Gimme a beat

Call it bias on my part, but the electronica tracks on Sony Music’s Japan for Sale series have never really interested me.

The inclusion of L’Arc~en~Ciel, Chara and ACO sold me on Japan for Sale, Vol. 2, but on the whole, electronica occupies the most real estate in the series’ programming.

On Japan for Sale, Vol. 3, though, it’s the electronica tracks that are more interesting than the rock tracks.

DJ Krush’s success with hip-hop collaborations have definitely set the tone for the third installment of the series — the first half of Japan for Sale, Vol. 3 pretty much delivers one great electronica collaboration after another.

Goku starts things off strongly with “Time”. With the B.M.Q’s sultry anonymous female singer contrasting against Goku’s raps, “Time” is a brighter answer to Krush’s “Tragicomic” single with Twigy and ACO.

Krush once again makes an appearance in the series with the Sly & Robbie collaboration, “The Lost Voices”. “Aletheuo” from Krush’s latest album, Shinsou, would have been a nice addition to Japan for Sale, but “The Lost Voices” contributes to the flow much better.

Dub finds its ambassador on Matally’s “Four Seasons vs Yo-Yo C”, an imaginative track which pits the reggae genre’s ethereal sound against electronica’s frenzied beats.

After Loop Junktion’s hip-hop/electronica hybrid “Ja:Pon”, the album ventures off to other genres.

Polysics have consistently provided the weakest points in the series, but the electro-clash-y “Black Out Fall Out” actually doesn’t suck.
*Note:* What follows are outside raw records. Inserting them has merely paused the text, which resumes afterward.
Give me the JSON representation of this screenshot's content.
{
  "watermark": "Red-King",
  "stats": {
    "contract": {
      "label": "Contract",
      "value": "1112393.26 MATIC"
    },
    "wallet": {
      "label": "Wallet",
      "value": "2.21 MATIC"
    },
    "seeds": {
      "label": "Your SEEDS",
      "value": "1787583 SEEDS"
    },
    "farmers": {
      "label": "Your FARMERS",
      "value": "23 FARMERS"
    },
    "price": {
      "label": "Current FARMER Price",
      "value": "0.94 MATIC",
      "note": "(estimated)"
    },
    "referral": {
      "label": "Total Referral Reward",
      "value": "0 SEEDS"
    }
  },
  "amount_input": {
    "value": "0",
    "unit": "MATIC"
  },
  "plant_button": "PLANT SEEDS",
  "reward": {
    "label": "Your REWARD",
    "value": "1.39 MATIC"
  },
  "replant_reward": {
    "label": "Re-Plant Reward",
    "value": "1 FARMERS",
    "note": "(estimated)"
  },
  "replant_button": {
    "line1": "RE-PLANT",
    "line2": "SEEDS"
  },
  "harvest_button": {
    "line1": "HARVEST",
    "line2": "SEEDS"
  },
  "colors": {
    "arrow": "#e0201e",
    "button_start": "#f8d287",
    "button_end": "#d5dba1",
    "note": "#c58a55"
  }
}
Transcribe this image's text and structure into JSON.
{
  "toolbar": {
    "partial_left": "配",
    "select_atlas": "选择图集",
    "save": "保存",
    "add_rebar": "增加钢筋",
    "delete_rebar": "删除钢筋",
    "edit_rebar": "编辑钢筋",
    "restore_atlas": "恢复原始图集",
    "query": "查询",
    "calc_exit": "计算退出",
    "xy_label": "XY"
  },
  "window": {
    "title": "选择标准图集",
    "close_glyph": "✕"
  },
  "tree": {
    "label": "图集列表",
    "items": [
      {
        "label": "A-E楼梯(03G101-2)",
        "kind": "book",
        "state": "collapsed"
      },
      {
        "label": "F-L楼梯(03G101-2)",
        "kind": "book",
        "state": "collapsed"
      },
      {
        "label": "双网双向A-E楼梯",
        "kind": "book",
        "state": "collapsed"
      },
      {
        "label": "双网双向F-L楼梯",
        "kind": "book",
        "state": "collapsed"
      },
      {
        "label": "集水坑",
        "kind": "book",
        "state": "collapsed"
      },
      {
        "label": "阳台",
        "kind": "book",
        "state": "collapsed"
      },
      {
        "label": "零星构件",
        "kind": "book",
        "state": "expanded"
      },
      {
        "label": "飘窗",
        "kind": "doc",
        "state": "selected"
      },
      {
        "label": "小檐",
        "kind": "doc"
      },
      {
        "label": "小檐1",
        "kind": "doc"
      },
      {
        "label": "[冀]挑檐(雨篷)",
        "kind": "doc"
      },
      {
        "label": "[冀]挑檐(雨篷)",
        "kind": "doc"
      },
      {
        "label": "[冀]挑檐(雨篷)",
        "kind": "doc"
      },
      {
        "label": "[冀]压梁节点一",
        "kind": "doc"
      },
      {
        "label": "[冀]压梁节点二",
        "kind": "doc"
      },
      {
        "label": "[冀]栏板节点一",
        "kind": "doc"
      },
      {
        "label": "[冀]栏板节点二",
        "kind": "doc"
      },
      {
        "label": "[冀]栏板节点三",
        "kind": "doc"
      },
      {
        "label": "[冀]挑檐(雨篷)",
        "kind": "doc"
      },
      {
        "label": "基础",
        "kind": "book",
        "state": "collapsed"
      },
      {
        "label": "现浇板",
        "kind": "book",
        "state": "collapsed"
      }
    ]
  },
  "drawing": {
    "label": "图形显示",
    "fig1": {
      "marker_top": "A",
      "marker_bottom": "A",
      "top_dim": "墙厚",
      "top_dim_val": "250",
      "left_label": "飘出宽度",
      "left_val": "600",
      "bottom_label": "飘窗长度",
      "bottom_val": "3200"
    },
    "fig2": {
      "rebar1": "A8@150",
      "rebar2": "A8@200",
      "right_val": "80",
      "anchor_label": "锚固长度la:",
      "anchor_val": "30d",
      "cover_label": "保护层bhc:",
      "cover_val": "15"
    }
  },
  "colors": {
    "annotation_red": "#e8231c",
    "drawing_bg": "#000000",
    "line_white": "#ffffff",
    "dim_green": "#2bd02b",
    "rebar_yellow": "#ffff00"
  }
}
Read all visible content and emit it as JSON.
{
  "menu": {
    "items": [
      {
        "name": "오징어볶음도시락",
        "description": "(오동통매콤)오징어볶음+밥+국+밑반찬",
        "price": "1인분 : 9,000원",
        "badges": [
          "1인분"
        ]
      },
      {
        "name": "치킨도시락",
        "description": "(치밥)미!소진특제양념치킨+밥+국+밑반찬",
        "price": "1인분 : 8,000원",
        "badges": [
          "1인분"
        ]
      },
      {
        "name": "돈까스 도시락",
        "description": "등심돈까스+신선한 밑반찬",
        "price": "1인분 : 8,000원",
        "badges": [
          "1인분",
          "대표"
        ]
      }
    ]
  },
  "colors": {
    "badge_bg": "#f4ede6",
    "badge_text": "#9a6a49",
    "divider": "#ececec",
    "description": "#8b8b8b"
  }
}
Guitar Vader, meanwhile, provides the collection’s most whimsical rocker, “Super Brothers”.

After that, Japan for Sale, Vol. 3 loses steam.

Hoshimura Mai represents Japan’s more mainstream tastes, but “Stay With You”, while accomplished, is somewhat bland.

Kitaki Mayu still thinks she can match Nomiya Maki being a fashion chameleon, but the most you can say about “Latata” is it’s a good effort.

The Brilliant Green’s “I’m a player of T.V. games” rocks the collection out one last time before the album finally peters out. (Why couldn’t BuriGuri rock this hard on The Winter Album?)

Takkyu Isshino and Sunahara Yoshinori are all right, but Kyoto Jazz Massive is best described by my coworker’s description of the Thievery Corporation — loops for housewives.

I’m just thankful there’s no Puffy AmiYumi on this volume.

Like its predecessors, Japan for Sale, Vol. 3 provides a nice overview of Japan’s incredibly diverse music scene. And with so much material competing for attention, it’s inevitable some things come across better than others.

On this volume, hip-hop is the clear winner.